Taken together, this departure from traditional values and reliance on government basically describe a likely Democratic voter.  Now look at the map again and observe where the Democratic candidate did best : the great metropolitan areas of the two coasts, the Great Lakes and the Mississippi.  Meanwhile, the Republican carried the great swaths of territory which the Nation of Strangers abandoned, what the intellectuals of both coasts condescendingly refer to as "fly over country."  In this case, that nomer is apt--a Democratic President could very nearly fly from Washington, DC to Los Angeles without ever passing over a county that he carried except for the ones he departs from and arrives at.  Admittedly, as a conservative, I am more disconcerted by the impact of the Nation of Strangers than others are likely to be; but it's hard to see how anyone can be quiescent about the continuing disintegration of our society.  Despite the obvious political benefits that it has rendered to the Democratic Party, even they must, in their secret souls, have some concern about the eventual fate of a nation where half the citizens are virtual vagrants, devoid of value systems and dependent on government.

Surprisingly, for it's age, even some of the book's remedies are still germane.  Packard called for : greater corporate responsibility to limit compulsory relocation of employees; people to work closer to their homes in order to be able to spend more time with their families and in their neighborhoods; people to acquire fixed second homes, vacation homes that the family would all return to regardless of where individual members were located; improvement of four year community colleges to encourage the young to stay closer to home during their college years; strengthening family ties, most controversial among the methods would be steps to salvage marriage and to reduce the growth of "one layer communities," the types of massive retirement communities whose location you can see on the map in Florida, Arizona, and elsewhere--as he puts it, the self-segregation of older Americans represents a neglect of the responsibility to nurture and share wisdom, "independence at the expense of generational interdependence."  The electoral evidence offers us a probable additional remedy that would help, removing the Social Welfare Net that makes such isolation feasible.

In these proposals, as in most of the book, Packard demonstrates a really canny understanding of problems that other people of the time had not even yet recognized.  It is well worth reading now, but one wishes it had been read and understood better then.  Had it been, that map might look a lot different and be a little less frightening.


Grade: (A)


See also:

Book-related and General Links:
    -ENCYCLOPAEDIA BRITANNICA : "vance packard"
    -EXCERPTS : from Vance Packard The Status Seekers
    -ARCHIVES : "vance packard" (NY Review of Books)
    -OBIT : Vance Packard, 82, Challenger of Consumerism, Dies (RICHARD SEVERO, December 13, 1996, NY Times)
    -ESSAY : The Hidden Persuader : Vance Packard never got much respect during his lifetime. But his best-selling critiques of consumer capitalism and the machinations of advertising may be more relevant than ever. (David Futrelle, Salon)
    -ESSAY : Vance Packard-Pop Sociologist of Marketing Scams and Much More
    -REVIEW : of OUR ENDANGERED CHILDREN Growing Up in a Changing World.

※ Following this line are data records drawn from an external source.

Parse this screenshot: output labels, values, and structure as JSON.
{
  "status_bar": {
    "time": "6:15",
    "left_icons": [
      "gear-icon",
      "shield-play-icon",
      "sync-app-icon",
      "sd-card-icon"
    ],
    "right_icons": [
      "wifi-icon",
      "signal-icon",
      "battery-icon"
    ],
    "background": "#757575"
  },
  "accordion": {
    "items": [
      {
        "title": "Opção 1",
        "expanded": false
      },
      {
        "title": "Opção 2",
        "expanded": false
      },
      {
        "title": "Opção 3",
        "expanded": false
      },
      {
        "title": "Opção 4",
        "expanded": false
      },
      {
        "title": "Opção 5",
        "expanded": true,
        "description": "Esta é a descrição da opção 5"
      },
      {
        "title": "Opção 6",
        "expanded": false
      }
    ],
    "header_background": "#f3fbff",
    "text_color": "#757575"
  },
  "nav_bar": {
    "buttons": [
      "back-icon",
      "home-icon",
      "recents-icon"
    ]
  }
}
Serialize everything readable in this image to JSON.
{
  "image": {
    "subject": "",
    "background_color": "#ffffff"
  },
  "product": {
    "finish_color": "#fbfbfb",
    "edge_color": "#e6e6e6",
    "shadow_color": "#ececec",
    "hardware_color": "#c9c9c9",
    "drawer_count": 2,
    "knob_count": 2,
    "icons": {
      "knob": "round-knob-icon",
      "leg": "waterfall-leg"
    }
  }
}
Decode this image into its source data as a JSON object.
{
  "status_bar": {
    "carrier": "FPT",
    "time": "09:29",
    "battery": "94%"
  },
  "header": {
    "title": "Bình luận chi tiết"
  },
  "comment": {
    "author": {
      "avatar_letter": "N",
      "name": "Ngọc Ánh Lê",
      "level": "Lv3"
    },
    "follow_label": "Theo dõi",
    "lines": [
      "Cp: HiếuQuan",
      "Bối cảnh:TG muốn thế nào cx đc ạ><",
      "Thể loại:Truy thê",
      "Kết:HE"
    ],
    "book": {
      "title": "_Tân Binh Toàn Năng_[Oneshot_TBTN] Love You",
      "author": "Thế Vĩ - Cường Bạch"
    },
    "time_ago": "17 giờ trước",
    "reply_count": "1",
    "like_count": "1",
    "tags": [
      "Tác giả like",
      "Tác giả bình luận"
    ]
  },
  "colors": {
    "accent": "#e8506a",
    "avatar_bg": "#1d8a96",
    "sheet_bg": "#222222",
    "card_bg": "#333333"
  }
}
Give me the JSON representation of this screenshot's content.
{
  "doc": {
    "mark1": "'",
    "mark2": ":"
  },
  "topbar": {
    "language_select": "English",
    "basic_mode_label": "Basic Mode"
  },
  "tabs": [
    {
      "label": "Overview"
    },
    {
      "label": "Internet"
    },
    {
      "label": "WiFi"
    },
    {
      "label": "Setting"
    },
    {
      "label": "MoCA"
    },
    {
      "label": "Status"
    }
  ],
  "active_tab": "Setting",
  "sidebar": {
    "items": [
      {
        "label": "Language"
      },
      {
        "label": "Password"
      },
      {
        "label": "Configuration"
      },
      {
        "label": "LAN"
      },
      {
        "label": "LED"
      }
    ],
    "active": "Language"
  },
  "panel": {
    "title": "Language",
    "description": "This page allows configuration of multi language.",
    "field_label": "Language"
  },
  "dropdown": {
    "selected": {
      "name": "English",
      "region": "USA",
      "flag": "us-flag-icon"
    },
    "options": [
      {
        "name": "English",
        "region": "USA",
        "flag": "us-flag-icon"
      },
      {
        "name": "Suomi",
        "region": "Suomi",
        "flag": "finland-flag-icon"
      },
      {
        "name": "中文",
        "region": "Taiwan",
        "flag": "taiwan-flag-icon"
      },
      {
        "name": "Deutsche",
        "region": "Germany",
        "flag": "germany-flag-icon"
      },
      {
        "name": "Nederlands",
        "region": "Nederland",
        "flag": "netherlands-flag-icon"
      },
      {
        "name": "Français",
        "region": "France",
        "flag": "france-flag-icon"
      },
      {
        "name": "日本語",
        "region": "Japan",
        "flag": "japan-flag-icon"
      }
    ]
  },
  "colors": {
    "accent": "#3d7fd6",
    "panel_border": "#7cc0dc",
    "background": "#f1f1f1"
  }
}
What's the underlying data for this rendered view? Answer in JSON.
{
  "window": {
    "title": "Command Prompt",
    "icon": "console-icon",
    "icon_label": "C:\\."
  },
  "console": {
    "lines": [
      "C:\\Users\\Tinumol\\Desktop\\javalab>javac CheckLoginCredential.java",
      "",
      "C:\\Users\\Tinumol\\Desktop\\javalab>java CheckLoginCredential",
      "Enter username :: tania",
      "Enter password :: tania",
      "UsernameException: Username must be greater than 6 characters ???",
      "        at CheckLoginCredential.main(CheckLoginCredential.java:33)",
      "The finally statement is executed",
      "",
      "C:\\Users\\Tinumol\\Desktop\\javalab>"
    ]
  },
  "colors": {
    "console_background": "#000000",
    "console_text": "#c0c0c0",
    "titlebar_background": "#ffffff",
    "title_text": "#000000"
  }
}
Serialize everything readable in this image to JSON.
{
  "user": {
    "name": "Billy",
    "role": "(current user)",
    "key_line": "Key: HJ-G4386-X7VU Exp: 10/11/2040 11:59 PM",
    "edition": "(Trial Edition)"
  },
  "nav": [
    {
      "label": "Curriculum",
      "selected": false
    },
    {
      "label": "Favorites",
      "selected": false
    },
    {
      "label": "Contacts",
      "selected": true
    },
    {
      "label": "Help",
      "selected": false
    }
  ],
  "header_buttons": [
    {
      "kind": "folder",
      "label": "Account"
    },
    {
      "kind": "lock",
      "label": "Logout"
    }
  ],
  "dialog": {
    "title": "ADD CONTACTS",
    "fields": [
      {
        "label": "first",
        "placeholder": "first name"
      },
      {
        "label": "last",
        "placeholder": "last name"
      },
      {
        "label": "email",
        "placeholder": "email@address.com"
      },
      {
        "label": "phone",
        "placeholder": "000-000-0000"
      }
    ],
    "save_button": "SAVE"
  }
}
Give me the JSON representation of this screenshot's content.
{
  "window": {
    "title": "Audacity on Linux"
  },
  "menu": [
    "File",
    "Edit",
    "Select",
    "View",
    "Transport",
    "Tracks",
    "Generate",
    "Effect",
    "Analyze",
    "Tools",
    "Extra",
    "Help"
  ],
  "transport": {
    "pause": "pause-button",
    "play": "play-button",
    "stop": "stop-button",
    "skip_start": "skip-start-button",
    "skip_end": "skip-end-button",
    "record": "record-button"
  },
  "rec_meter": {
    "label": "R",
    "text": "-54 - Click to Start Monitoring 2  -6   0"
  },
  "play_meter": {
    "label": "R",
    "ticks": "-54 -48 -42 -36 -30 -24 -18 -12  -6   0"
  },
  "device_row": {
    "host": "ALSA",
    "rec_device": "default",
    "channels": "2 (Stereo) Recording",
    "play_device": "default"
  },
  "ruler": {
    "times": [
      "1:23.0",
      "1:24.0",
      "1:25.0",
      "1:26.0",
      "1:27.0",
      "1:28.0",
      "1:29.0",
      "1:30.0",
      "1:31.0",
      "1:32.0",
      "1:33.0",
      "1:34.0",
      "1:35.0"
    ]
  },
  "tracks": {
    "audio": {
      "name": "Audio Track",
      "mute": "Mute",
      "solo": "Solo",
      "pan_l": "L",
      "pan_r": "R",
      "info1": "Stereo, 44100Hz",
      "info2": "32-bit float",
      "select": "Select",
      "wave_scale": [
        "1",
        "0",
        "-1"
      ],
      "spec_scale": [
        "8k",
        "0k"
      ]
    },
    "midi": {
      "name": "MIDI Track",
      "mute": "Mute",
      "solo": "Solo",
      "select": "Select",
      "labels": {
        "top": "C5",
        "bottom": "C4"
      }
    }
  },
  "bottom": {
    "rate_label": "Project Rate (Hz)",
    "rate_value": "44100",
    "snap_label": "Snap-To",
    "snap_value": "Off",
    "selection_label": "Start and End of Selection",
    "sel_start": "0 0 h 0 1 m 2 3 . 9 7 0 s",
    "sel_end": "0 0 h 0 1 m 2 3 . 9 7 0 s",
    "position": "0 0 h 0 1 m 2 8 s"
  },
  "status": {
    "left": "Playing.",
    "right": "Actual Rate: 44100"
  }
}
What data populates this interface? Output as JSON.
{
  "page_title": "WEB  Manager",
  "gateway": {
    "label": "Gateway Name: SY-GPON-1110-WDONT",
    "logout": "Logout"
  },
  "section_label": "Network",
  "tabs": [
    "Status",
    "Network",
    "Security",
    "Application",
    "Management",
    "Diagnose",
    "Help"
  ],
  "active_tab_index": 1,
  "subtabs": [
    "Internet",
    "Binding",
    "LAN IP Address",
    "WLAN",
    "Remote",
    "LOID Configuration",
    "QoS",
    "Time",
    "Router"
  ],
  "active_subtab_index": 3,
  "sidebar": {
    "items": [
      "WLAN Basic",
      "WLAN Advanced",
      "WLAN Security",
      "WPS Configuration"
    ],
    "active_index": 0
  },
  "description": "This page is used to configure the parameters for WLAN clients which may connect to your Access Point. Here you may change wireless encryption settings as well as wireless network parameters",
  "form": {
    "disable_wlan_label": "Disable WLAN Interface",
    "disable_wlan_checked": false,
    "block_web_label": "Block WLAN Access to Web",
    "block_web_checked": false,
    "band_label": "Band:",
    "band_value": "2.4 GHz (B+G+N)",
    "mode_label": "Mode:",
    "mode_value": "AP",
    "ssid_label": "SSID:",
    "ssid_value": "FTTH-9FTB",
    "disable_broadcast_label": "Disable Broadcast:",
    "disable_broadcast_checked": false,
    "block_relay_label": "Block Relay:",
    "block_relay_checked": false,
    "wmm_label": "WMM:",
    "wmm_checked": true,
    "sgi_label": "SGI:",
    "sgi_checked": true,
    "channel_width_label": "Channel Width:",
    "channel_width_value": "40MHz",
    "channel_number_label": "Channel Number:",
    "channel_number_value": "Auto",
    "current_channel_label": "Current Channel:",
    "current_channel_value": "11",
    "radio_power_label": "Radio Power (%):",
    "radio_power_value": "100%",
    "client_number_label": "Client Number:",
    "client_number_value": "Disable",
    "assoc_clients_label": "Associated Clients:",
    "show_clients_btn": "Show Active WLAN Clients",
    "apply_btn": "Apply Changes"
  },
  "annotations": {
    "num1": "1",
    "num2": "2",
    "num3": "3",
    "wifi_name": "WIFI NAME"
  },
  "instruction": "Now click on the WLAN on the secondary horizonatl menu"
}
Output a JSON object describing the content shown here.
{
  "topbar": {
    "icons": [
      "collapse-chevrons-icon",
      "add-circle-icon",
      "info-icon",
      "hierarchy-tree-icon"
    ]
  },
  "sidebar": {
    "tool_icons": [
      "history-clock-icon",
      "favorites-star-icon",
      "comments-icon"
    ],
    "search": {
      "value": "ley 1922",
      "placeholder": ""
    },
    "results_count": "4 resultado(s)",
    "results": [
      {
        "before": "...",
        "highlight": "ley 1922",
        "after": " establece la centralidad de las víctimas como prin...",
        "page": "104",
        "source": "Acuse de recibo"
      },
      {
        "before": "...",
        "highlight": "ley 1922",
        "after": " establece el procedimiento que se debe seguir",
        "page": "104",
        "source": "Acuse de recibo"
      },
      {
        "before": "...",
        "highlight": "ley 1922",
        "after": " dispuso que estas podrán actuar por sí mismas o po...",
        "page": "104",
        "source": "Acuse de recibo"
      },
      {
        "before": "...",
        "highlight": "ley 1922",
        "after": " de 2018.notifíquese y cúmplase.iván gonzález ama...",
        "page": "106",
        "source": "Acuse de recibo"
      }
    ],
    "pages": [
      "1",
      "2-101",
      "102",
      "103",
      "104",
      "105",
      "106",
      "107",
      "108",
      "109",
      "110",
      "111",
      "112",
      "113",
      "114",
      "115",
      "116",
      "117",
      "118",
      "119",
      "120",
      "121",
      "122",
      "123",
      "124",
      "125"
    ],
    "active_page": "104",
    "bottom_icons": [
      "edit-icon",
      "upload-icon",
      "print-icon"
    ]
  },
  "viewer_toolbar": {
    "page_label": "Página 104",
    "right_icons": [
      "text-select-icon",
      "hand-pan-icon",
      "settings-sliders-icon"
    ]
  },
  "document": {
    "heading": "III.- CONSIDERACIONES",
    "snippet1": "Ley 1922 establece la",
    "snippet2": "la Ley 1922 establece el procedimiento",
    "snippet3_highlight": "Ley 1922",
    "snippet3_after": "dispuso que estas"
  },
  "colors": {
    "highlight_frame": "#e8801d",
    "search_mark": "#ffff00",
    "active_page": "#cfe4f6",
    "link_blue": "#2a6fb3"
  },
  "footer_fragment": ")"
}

By Vance Packard (1983) (Ellen Chesler, NY Times Book Review)
    -REVIEW : of THE ULTRA RICH: How Much Is Too Much? By Vance Packard (1989) (MARIA GALLAGHER , NY Times Book Review)

    -ESSAY : America : Consumed by Consumption (Alan Wolfe, New Republic)
    -ESSAY : Banana Republicans (Paul Begala, MSNBC)